Extra hat tip to 2B umpire Hunter Wendelstedt, who was knocked to the ground but still made the out call mid-tumble!

Enhance.

McKinney struck again later. In the 8th inning, with a runner on first and nobody out, he chased down a fly ball in foul territory and made a brilliant sliding catch. For the second time in the game, the Rays had a promising start to an inning but were then set back by a McKinney gem.

In the 9th he moved to 1st base, and there he was charged with an error, though not an egregious one. He ranged too far from the bag for a grounder, and when the second baseman got to it, McKinney couldn’t get back in time to beat the runner. That’s a common mistake for a new first baseman, and something he’ll surely learn from as he gains experience at the position, and anyway the runner was later stranded.

Neither of McKinney’s plays directly prevented a run, like throwing out somebody at the plate, but they stopped Tampa Bay from building any major threats. That’s the kind of defensive support that can quietly make the difference in a 6-3 game.

Game, set, match

The A’s came into Tropicana Field as the underdog, and they leave with a series victory.

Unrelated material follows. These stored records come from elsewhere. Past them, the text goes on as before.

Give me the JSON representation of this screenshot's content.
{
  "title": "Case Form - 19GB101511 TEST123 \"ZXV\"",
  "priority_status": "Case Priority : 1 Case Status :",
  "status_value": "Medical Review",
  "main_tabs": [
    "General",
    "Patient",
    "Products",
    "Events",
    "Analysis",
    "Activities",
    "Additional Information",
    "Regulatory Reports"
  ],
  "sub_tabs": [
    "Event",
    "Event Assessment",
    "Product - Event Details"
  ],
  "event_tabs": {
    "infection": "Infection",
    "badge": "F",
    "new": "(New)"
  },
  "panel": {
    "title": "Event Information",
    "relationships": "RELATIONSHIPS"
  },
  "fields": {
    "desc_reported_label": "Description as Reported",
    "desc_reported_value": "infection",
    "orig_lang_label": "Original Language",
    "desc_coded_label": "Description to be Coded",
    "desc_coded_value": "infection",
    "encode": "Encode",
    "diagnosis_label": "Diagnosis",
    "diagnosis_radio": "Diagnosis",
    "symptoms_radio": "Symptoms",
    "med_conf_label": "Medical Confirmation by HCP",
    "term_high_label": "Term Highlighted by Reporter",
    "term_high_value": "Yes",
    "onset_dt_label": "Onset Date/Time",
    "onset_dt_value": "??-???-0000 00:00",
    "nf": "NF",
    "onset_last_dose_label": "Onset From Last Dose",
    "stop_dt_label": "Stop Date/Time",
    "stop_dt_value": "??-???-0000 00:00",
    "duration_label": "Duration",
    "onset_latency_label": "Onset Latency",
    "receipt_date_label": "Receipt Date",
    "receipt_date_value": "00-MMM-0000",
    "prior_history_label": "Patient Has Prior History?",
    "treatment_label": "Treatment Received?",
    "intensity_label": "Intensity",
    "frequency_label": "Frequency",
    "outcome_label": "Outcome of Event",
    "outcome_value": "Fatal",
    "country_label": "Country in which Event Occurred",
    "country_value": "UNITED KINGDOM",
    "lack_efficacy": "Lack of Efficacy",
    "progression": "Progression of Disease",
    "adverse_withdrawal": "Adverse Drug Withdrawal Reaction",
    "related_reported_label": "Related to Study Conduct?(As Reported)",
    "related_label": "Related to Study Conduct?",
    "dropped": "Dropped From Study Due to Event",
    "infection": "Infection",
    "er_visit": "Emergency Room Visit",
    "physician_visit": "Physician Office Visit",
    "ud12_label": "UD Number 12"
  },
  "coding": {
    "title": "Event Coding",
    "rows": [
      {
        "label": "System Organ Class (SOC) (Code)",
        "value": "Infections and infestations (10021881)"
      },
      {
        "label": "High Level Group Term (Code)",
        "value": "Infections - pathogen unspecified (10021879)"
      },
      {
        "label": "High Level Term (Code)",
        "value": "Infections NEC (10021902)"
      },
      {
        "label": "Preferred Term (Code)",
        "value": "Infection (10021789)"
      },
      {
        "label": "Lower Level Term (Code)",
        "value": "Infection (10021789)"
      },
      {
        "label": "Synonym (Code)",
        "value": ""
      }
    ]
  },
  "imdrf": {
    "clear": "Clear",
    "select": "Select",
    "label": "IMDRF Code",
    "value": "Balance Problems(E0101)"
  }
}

They won a landslide in the opener and then notched another two solid wins, and even in their one loss they took it to extras and held a lead in the 10th inning. In the three wins they allowed a total of seven runs, and in the four games overall Oakland’s lineup combined to score 31 times.

Best of all, they’re fun. Everybody is contributing, from the incumbent veterans to the new rookies, from the offense to the defense to all corners of the pitching staff, and even the game they lost was a blast to watch. The wins are a nice bonus, and hopefully they’ll keep coming, but we don’t need to get too caught up in early standings to enjoy what we’re seeing. They’re hungry, and just one week into the rebuilding season they’re already starting to grow.